The Donald Danforth Plant Science Center has announced AgTech NEXT 2021, a three-part conference series that will discuss three powerful intersections where ag innovation can move the needle on climate change. For the first time, AgTech NEXT is offering registration for free.
“We’ve made it 100% complimentary with the hopes of attracting people who are interested in this conversation but may not have been able to participate otherwise. We’re really excited about the possibility to reach more people,” says Stephanie Regagnon, executive director of innovation partnerships at the Donald Danforth Plant Science Center.
Launched in 2020, AgTech NEXT has taken on a variety of topics in agricultural innovation including how the Covid-19 pandemic has impacted agrifoodtech investing, corporate partnerships, and the rapid rise of plant-based proteins.
For this year’s program, AgTech NEXT is laser-focused on climate change. It doesn’t want to simply talk the talk, however. This conference is all about action.
“We don’t need to talk about climate change anymore and whether it exists. It exists, it is here, it is real, and our industry has a major opportunity to do something about it. We want these conversations to have a bias towards action,” Regagnon says.
This year, AgTech NEXT is piloting a new format to better provide the audience with a major dose of information and insight in a digestible way. The program will take place over the course of three events occurring once a month during the Fall. The new format is designed to provide the audience with more flexibility.
“Some of the feedback we received over the last year is that locking people down for a full day or day-and-a-half is not very realistic.
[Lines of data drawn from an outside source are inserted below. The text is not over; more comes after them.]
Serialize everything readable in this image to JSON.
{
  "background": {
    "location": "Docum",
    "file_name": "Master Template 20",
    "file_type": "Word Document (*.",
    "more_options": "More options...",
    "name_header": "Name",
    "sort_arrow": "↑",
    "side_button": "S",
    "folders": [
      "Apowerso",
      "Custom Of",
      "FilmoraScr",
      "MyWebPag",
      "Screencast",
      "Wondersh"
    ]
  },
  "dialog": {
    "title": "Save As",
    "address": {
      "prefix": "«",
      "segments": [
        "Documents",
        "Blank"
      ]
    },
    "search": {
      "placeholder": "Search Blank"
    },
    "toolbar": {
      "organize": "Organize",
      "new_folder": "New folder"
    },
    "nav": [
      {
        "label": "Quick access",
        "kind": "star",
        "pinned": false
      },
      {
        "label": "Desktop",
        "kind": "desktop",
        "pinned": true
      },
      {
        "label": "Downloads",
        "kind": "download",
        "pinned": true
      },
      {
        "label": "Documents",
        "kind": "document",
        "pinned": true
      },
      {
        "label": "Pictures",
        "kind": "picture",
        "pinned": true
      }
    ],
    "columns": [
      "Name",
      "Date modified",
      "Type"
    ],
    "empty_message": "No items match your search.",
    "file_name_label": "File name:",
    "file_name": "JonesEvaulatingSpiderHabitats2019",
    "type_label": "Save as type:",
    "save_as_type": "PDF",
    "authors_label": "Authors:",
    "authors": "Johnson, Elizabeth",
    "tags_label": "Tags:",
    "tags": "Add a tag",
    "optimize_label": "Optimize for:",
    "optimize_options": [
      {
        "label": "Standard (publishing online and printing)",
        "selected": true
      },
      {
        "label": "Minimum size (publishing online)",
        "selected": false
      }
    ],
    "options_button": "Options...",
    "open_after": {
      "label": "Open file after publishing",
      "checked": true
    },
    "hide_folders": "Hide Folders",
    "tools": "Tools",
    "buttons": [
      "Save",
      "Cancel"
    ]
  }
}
So we are providing brief, powerful sessions with specific themes so people can plug in and get the content that is really interesting to them.”
Lasting roughly one to three hours, each conference will cover a specific topic related to the intersection of climate change and agriculture:
- September 1: The Beginning of the End Game for Carbon & Environmental Markets
- October 6: The Game-Changing Confluence of AgTech and Geospatial
- November 18: The Consequences of Coming Up Short on Climate
Narrowing down the list of topics was a challenge for AgTech NEXT.
“We feel that these three topics are intersections where the agriculture industry, or specifically innovation and research in agriculture, could help move the needle. Farmers are critical to making carbon and environmental markets work,” Regagnon says.
“There are a lot of challenges but also a lot of opportunities. For geospatial, we have a particular strength in St. Louis to bring the agtech and geospatial industries together. For the November session, we all know that climate change is already impacting the developing world more than anywhere else. We must focus on innovation and bringing tools to smallholder farmers.”
For the first session on carbon and environmental markets on September 1, the panel features the CEOs of Bunge and The Nature Conservancy, and the administrator of the US Department of Agriculture (USDA) Agricultural Research Service who currently serves as the acting undersecretary and acting chief scientist at the USDA. Benson Hill’s chief of staff Natalie DiNicola will moderate the keynote panel.
“We specifically chose one person from industry, one from a nonprofit, and one from the government because we want to spark a conversation about how those three sectors must work together but also at times must stay out of each others’ way. We need to find places to collaborate but also identify where specific sectors can lead,” Regagnon urges.
After the panel, the program continues with follow-on sessions called ‘Putting it in Perspective’ to help the audience gain greater knowledge and context. During the conference on carbon and environmental markets, the ‘Put it in Perspective’ sessions will hone in on the farmer’s perspective and the investor’s perspective, according to Regagnon.
Click here to view the entire list of speakers and panelists for each of the three events and register.
Having launched their inaugural event during Covid-19 and all the challenges that it posed, Regagnon is looking forward to seeing how the new three-part conference series plays out.
“Last year was not an ideal time to launch a new conference but we were able to pull off a really great event,” she says. “This year, we’re thrilled that we were able to offer these conversations for free, pull more people in, and get people excited about what is possible in ag innovation.”
You can register for the events here.